Even advocates of the vaccination plan concede that the government had few good options. “Vaccination was a good idea. But I also recognize that they are only able to secure a very small supply of vaccine and there are many competing priorities,” says Andrew Azman, an epidemiologist at Johns Hopkins Bloomberg School of Public Health in Baltimore, Maryland, who in the last month has been part of a team advising WHO on how to allocate the cholera vaccine in Yemen.

But some Yemeni physicians bemoaned the suspension of the campaign. They note that about 26 million Yemenis have not yet been infected. “It is important to protect these others—especially those in governorates not yet involved in this disaster,” says Abdul Rahim Al-Samie, an infectious disease doctor in the city of Taiz, Yemen. Al-Samie is also the general director of the Taiz Governorate Health Office, where 22,903 cases of cholera have been reported and 150 people have died since 27 April.

To control the spread of cholera during an outbreak, rapid care for infected people is vital, including providing ready access to rehydration therapy—a huge challenge in a country where civil war has wreaked havoc on public health and other infrastructure. Azman says he expects tens of thousands more cases before the epidemic burns itself out. “They could have had a huge, huge impact if vaccination was done early, a few months ago,” he says. “Even now, though, if [vaccine was] targeted appropriately and rapidly, I have no doubt that cases would be averted and lives would be saved.”

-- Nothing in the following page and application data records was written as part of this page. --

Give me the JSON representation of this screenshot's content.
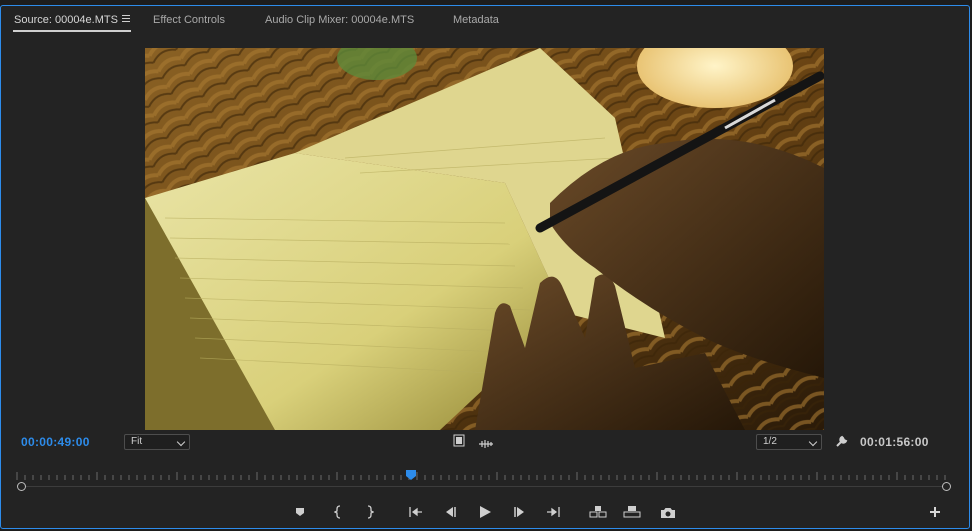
{
  "tabs": [
    {
      "label": "Source: 00004e.MTS",
      "active": true
    },
    {
      "label": "Effect Controls",
      "active": false
    },
    {
      "label": "Audio Clip Mixer: 00004e.MTS",
      "active": false
    },
    {
      "label": "Metadata",
      "active": false
    }
  ],
  "timecode": {
    "current": "00:00:49:00",
    "duration": "00:01:56:00"
  },
  "zoom": {
    "selected": "Fit"
  },
  "resolution": {
    "selected": "1/2"
  },
  "playhead_fraction": 0.423,
  "colors": {
    "accent": "#2d8ceb",
    "panel_bg": "#232323"
  },
  "transport": [
    "add-marker",
    "mark-in",
    "mark-out",
    "go-to-in",
    "step-back",
    "play",
    "step-forward",
    "go-to-out",
    "insert",
    "overwrite",
    "export-frame"
  ]
}
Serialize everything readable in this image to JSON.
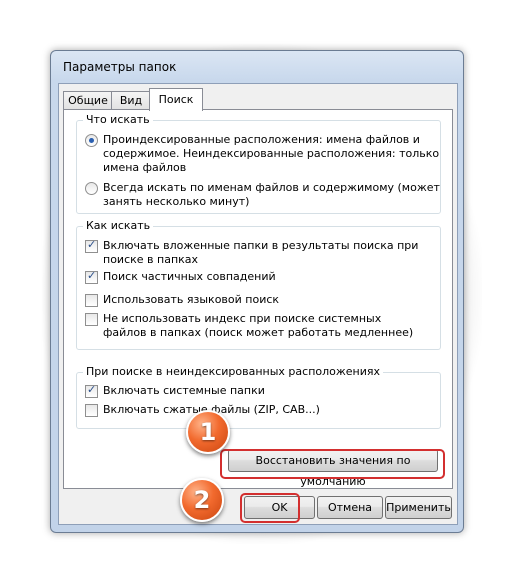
{
  "window": {
    "title": "Параметры папок"
  },
  "tabs": [
    {
      "label": "Общие",
      "active": false
    },
    {
      "label": "Вид",
      "active": false
    },
    {
      "label": "Поиск",
      "active": true
    }
  ],
  "what_to_search": {
    "legend": "Что искать",
    "options": [
      {
        "line1": "Проиндексированные расположения: имена файлов и",
        "line2": "содержимое. Неиндексированные расположения: только",
        "line3": "имена файлов",
        "selected": true
      },
      {
        "line1": "Всегда искать по именам файлов и содержимому (может",
        "line2": "занять несколько минут)",
        "selected": false
      }
    ]
  },
  "how_to_search": {
    "legend": "Как искать",
    "options": [
      {
        "line1": "Включать вложенные папки в результаты поиска при",
        "line2": "поиске в папках",
        "checked": true
      },
      {
        "line1": "Поиск частичных совпадений",
        "checked": true
      },
      {
        "line1": "Использовать языковой поиск",
        "checked": false
      },
      {
        "line1": "Не использовать индекс при поиске системных",
        "line2": "файлов в папках (поиск может работать медленнее)",
        "checked": false
      }
    ]
  },
  "non_indexed": {
    "legend": "При поиске в неиндексированных расположениях",
    "options": [
      {
        "line1": "Включать системные папки",
        "checked": true
      },
      {
        "line1": "Включать сжатые файлы (ZIP, CAB...)",
        "checked": false
      }
    ]
  },
  "buttons": {
    "restore_defaults": "Восстановить значения по умолчанию",
    "ok": "OK",
    "cancel": "Отмена",
    "apply": "Применить"
  },
  "markers": {
    "one": "1",
    "two": "2"
  },
  "colors": {
    "highlight": "#d32f2f",
    "marker": "#f26a2e"
  }
}
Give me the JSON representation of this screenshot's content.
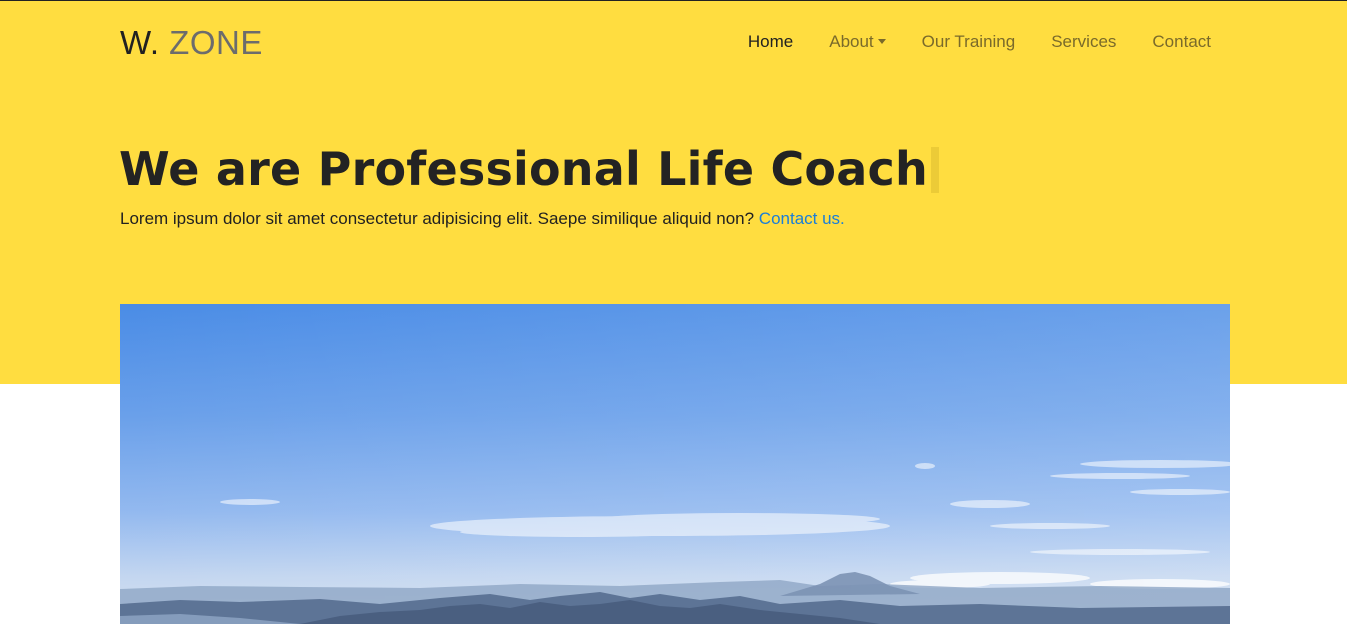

When oral hydration doesn’t work for the diarrheal disease, cholera, caused by the comma-shaped bacterium Vibrio cholera, can sometimes be treated by intravenous fluids and antibiotics. It is much riskier in malnourished people, as is common in Yemen, where hunger has compounded the miseries caused by the civil war.